## WHAT YOU SHOULD DO
Identify all lines of the data containing the string "value" and copy them.

## THE DATA

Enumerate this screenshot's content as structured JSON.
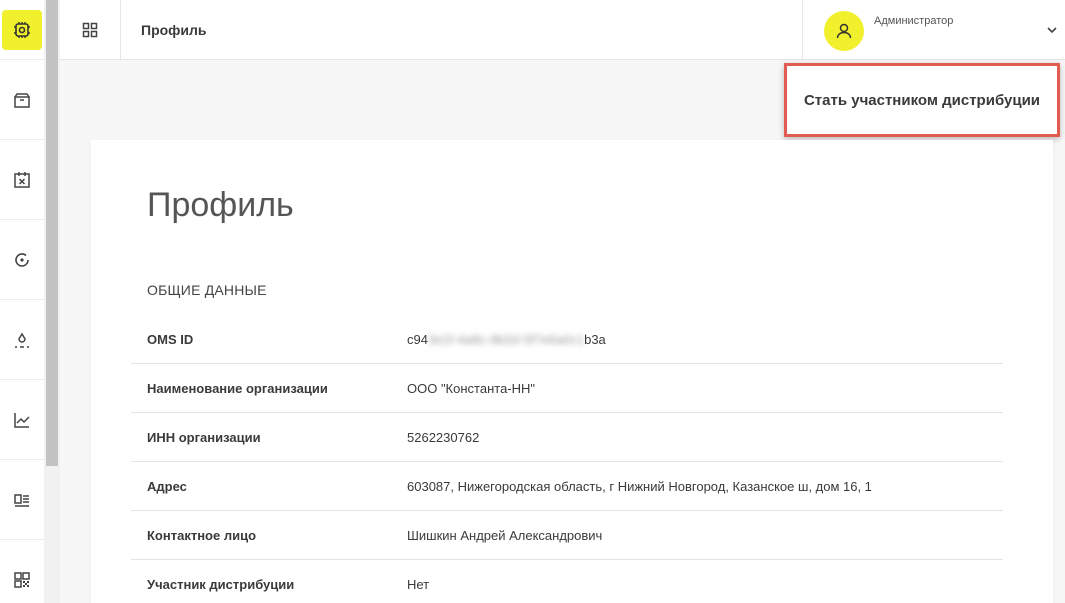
{
  "header": {
    "title": "Профиль",
    "user_name": "Администратор"
  },
  "actions": {
    "become_distributor": "Стать участником дистрибуции"
  },
  "sidebar": {
    "items": [
      {
        "icon": "chip-icon",
        "active": true
      },
      {
        "icon": "box-icon",
        "active": false
      },
      {
        "icon": "calendar-cross-icon",
        "active": false
      },
      {
        "icon": "refresh-circle-icon",
        "active": false
      },
      {
        "icon": "drop-icon",
        "active": false
      },
      {
        "icon": "trend-chart-icon",
        "active": false
      },
      {
        "icon": "list-card-icon",
        "active": false
      },
      {
        "icon": "qr-code-icon",
        "active": false
      }
    ]
  },
  "profile": {
    "heading": "Профиль",
    "section": "ОБЩИЕ ДАННЫЕ",
    "oms_id_start": "c94",
    "oms_id_hidden": "3e1f-4a8c-9b2d-5f7e6a0c1",
    "oms_id_end": "b3a",
    "rows": [
      {
        "label": "OMS ID"
      },
      {
        "label": "Наименование организации",
        "value": "ООО \"Константа-НН\""
      },
      {
        "label": "ИНН организации",
        "value": "5262230762"
      },
      {
        "label": "Адрес",
        "value": "603087, Нижегородская область, г Нижний Новгород, Казанское ш, дом 16, 1"
      },
      {
        "label": "Контактное лицо",
        "value": "Шишкин Андрей Александрович"
      },
      {
        "label": "Участник дистрибуции",
        "value": "Нет"
      }
    ]
  },
  "colors": {
    "accent": "#f0f02d",
    "highlight_border": "#e25b50"
  }
}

## RESULT
        "value": "ООО \"Константа-НН\""
        "value": "5262230762"
        "value": "603087, Нижегородская область, г Нижний Новгород, Казанское ш, дом 16, 1"
        "value": "Шишкин Андрей Александрович"
        "value": "Нет"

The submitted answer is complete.